In such scenarios, people trapped inside the car are likely to be in a critical condition. Therefore the priority is to get them out of the car and to a hospital as quickly as possible, using hydraulic rescue tools known in the industry as ‘the jaws of life’. That needs to happen really fast, as extrication specialists often talk about ‘the golden hour’: an injured patient needs to be released and taken to the hospital within one hour after the accident has happened.
“Normally we only crash cars in the laboratory, but this was the first time we dropped them from a crane,” says Håkan Gustafson, a senior investigator with the Volvo Cars Traffic Accident Research Team. “We knew we would see extreme deformations after the test, and we did this to give the rescue team a real challenge to work with.”
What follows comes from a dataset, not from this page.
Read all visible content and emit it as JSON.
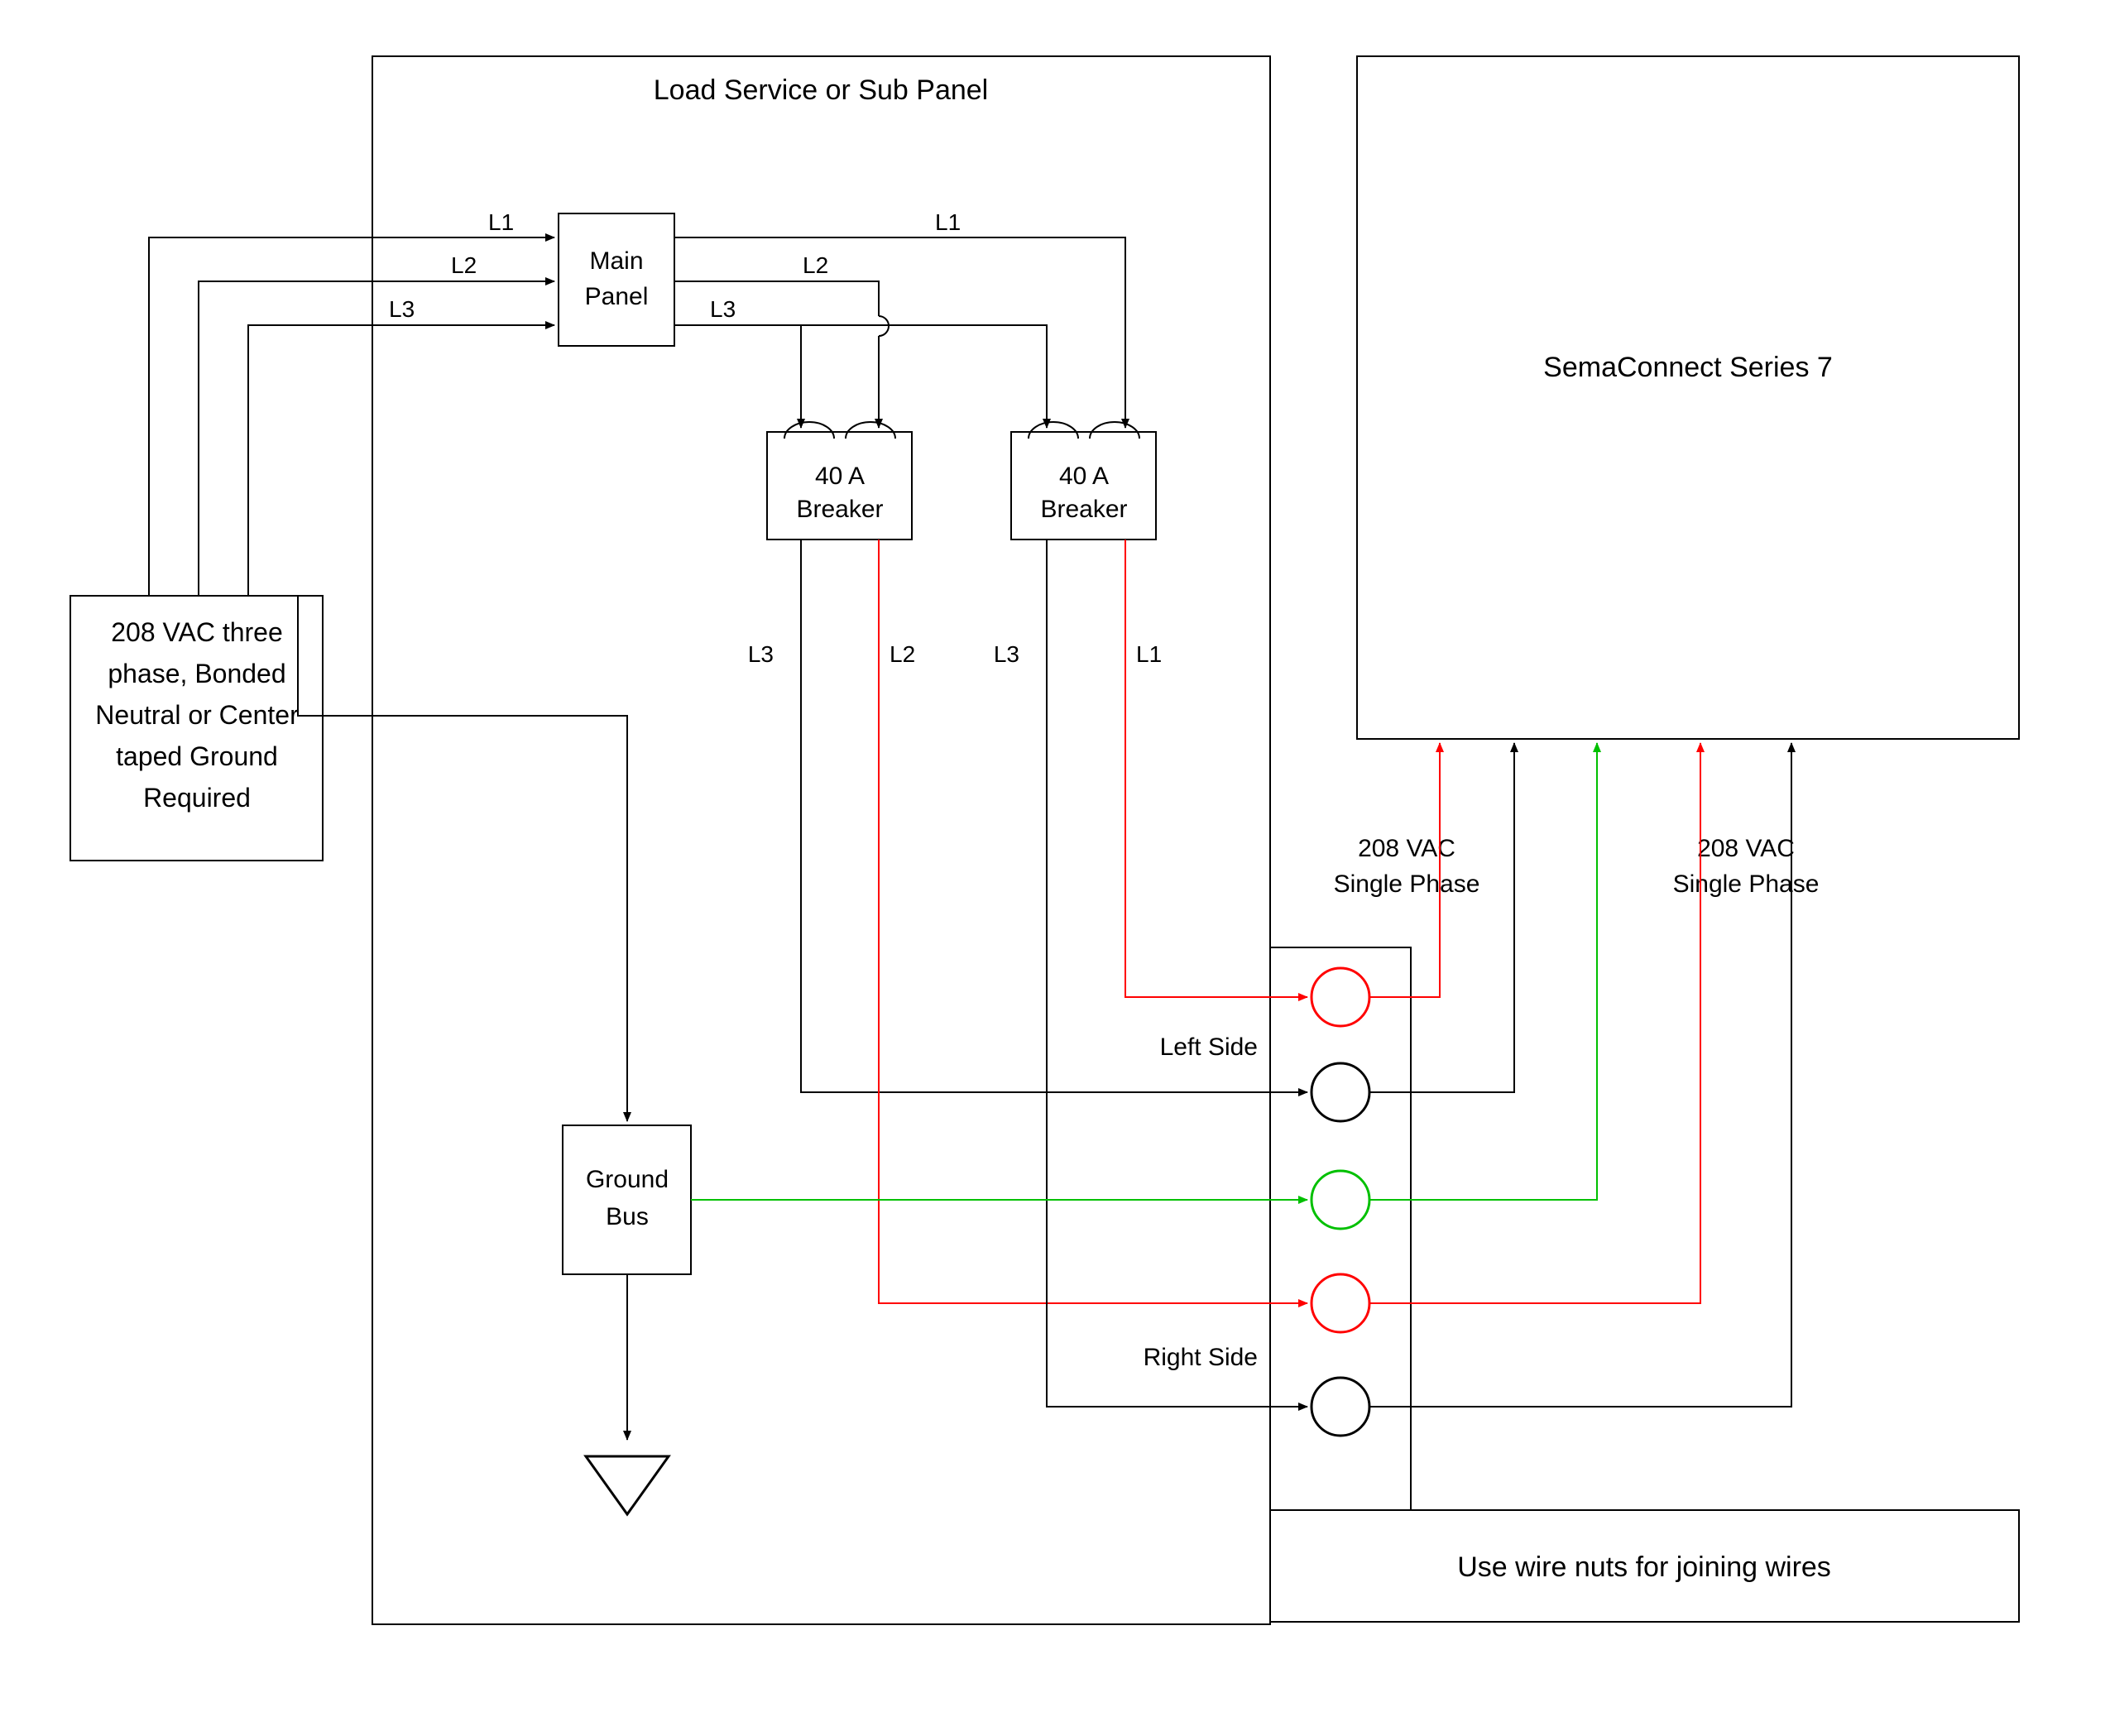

In total, Volvo dropped 10 vehicles of different models several times. All findings from the crashes and the resulting extrication work will be collected in an extensive research report that will be made available free of use to rescue workers worldwide.